──────── INFORMATION PROVIDED
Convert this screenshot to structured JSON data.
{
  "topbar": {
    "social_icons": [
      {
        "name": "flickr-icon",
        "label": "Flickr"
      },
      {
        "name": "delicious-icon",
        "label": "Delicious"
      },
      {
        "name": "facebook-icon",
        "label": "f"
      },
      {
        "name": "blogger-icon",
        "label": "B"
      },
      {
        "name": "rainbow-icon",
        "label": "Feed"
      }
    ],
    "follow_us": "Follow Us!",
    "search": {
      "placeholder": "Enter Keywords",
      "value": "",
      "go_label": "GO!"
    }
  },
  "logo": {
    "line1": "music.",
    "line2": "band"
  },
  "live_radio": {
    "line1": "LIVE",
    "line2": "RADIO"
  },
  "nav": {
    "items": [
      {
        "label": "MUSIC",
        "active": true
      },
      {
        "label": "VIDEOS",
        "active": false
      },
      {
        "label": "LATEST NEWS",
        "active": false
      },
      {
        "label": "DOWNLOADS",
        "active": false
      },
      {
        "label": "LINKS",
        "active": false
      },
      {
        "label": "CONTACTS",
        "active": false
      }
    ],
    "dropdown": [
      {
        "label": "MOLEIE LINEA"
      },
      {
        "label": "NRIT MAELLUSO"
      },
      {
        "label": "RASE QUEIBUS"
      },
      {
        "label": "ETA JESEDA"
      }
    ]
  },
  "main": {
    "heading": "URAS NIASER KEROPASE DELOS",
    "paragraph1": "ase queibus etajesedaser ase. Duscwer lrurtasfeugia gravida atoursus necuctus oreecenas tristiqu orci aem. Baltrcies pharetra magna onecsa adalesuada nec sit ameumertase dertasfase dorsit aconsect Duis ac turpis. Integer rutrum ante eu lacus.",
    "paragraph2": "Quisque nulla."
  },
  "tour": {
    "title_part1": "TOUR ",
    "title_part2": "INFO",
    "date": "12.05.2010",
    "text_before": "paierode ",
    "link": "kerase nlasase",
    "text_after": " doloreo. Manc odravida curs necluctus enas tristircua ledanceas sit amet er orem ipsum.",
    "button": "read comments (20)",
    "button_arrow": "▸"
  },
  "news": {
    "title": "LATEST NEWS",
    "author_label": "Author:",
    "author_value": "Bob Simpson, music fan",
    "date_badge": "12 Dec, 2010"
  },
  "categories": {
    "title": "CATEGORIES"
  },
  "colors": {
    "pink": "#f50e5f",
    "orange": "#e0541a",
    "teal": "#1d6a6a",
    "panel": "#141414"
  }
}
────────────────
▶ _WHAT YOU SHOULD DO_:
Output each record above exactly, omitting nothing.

▶ _OUTPUT OF THE TASK_:
Convert this screenshot to structured JSON data.
{
  "topbar": {
    "social_icons": [
      {
        "name": "flickr-icon",
        "label": "Flickr"
      },
      {
        "name": "delicious-icon",
        "label": "Delicious"
      },
      {
        "name": "facebook-icon",
        "label": "f"
      },
      {
        "name": "blogger-icon",
        "label": "B"
      },
      {
        "name": "rainbow-icon",
        "label": "Feed"
      }
    ],
    "follow_us": "Follow Us!",
    "search": {
      "placeholder": "Enter Keywords",
      "value": "",
      "go_label": "GO!"
    }
  },
  "logo": {
    "line1": "music.",
    "line2": "band"
  },
  "live_radio": {
    "line1": "LIVE",
    "line2": "RADIO"
  },
  "nav": {
    "items": [
      {
        "label": "MUSIC",
        "active": true
      },
      {
        "label": "VIDEOS",
        "active": false
      },
      {
        "label": "LATEST NEWS",
        "active": false
      },
      {
        "label": "DOWNLOADS",
        "active": false
      },
      {
        "label": "LINKS",
        "active": false
      },
      {
        "label": "CONTACTS",
        "active": false
      }
    ],
    "dropdown": [
      {
        "label": "MOLEIE LINEA"
      },
      {
        "label": "NRIT MAELLUSO"
      },
      {
        "label": "RASE QUEIBUS"
      },
      {
        "label": "ETA JESEDA"
      }
    ]
  },
  "main": {
    "heading": "URAS NIASER KEROPASE DELOS",
    "paragraph1": "ase queibus etajesedaser ase. Duscwer lrurtasfeugia gravida atoursus necuctus oreecenas tristiqu orci aem. Baltrcies pharetra magna onecsa adalesuada nec sit ameumertase dertasfase dorsit aconsect Duis ac turpis. Integer rutrum ante eu lacus.",
    "paragraph2": "Quisque nulla."
  },
  "tour": {
    "title_part1": "TOUR ",
    "title_part2": "INFO",
    "date": "12.05.2010",
    "text_before": "paierode ",
    "link": "kerase nlasase",
    "text_after": " doloreo. Manc odravida curs necluctus enas tristircua ledanceas sit amet er orem ipsum.",
    "button": "read comments (20)",
    "button_arrow": "▸"
  },
  "news": {
    "title": "LATEST NEWS",
    "author_label": "Author:",
    "author_value": "Bob Simpson, music fan",
    "date_badge": "12 Dec, 2010"
  },
  "categories": {
    "title": "CATEGORIES"
  },
  "colors": {
    "pink": "#f50e5f",
    "orange": "#e0541a",
    "teal": "#1d6a6a",
    "panel": "#141414"
  }
}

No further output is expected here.